Most people have, I’m sure, wanted at some point to remove a mobile from someone whose behaviour whilst using it is rude or obnoxious and place it forcibly about their person where the sun doesn’t shine. Personally my pet hate is those who use them in the quiet carriage on trains – and I would quite happily string anyone who does so up by their toes.
- Think about what your ringtone says about you: head-banging rocker, fashion-conscious teenager, gamer, sci-fi nerd, smooth seducer, tv addict, ‘invisible’ (default)… Can you live with it?
- If you’re embarrassed by your ringtone in certain situations (trains, office, when you’re visiting your mother) it’s almost certainly the wrong choice. Try again.
- Monitor the volume of your ringtone; if it blares out and heads turn it’s too loud.
- Remember there’s always vibrate. It may surprise your companions when you lurch – seemingly unprompted – to answer an invisible, silent phone, but at least they’ll be spared the ringtone.

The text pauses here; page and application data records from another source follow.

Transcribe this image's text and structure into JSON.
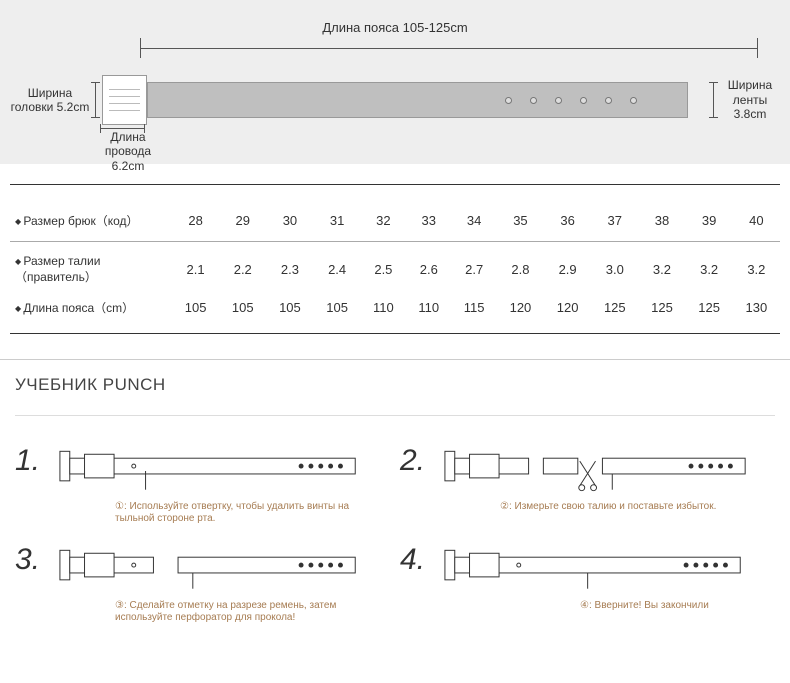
{
  "diagram": {
    "length_label": "Длина пояса  105-125cm",
    "head_width_label": "Ширина головки 5.2cm",
    "strap_width_label": "Ширина ленты 3.8cm",
    "wire_length_label": "Длина провода 6.2cm"
  },
  "table": {
    "rows": [
      {
        "label": "Размер брюк（код）",
        "values": [
          "28",
          "29",
          "30",
          "31",
          "32",
          "33",
          "34",
          "35",
          "36",
          "37",
          "38",
          "39",
          "40"
        ]
      },
      {
        "label": "Размер   талии（правитель）",
        "values": [
          "2.1",
          "2.2",
          "2.3",
          "2.4",
          "2.5",
          "2.6",
          "2.7",
          "2.8",
          "2.9",
          "3.0",
          "3.2",
          "3.2",
          "3.2"
        ]
      },
      {
        "label": "Длина пояса（cm）",
        "values": [
          "105",
          "105",
          "105",
          "105",
          "110",
          "110",
          "115",
          "120",
          "120",
          "125",
          "125",
          "125",
          "130"
        ]
      }
    ]
  },
  "tutorial": {
    "title": "УЧЕБНИК PUNCH",
    "steps": [
      {
        "num": "1.",
        "caption": "①: Используйте отвертку, чтобы удалить винты на тыльной стороне рта."
      },
      {
        "num": "2.",
        "caption": "②: Измерьте свою талию и поставьте избыток."
      },
      {
        "num": "3.",
        "caption": "③: Сделайте отметку на разрезе ремень, затем используйте перфоратор для прокола!"
      },
      {
        "num": "4.",
        "caption": "④: Вверните! Вы закончили"
      }
    ]
  }
}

- Ensure that your mobile phone conversation is not disturbing other people. Intimate conversations are never appropriate in front of others – try and respect your own, and other people’s, privacy.
- Don’t use foul language, have full-blooded rows, or talk about money, sex or bodily functions in front of witnesses.
- Don’t use your phone in ‘quiet zones’ on trains. Even if you’re not in a designated zone, be aware that your voice will distract a peaceful carriage of newspaper-reading commuters. If the line is bad and conversations inaudible, explain that there’s a problem and hang up.
- Your mobile phone is not a megaphone, so don’t shout…
- If you lose reception, live with it. Refrain from shouting into a dead device, and ring the other person back as soon as you regain it, even if it’s only to say goodbye.
- People in the flesh deserve more attention than a gadget, so wherever possible turn off your phone in social situations.
- Don’t put your phone on the dining table, or glance at it longingly mid-conversation.
- Don’t carry on mobile phone calls while transacting other business – in banks, shops, on buses and so on. It is insulting not to give people who are serving you your full attention.
- Don’t make calls to people from inappropriate venues; a call from a bathroom is deeply off-putting.
- Switch off your phone, or turn it on to vibrate, when you are going into meetings, theatres, cinemas and so on.
- Bluetooth headsets are fine in the car (in fact they’re safe and legal).
- If you are awaiting an important call when meeting someone socially, explain at the outset that you will have to take the call, and apologise in advance. Otherwise, excuse yourself and withdraw somewhere private to make or receive calls. Do not have a mobile phone conversation in front of your friends. It is the height of bad manners…
Quite frankly that list is just simple common sense and general courtesy. That it needs to be spelt out, does depressing, sum up much of what seems to be wrong with people.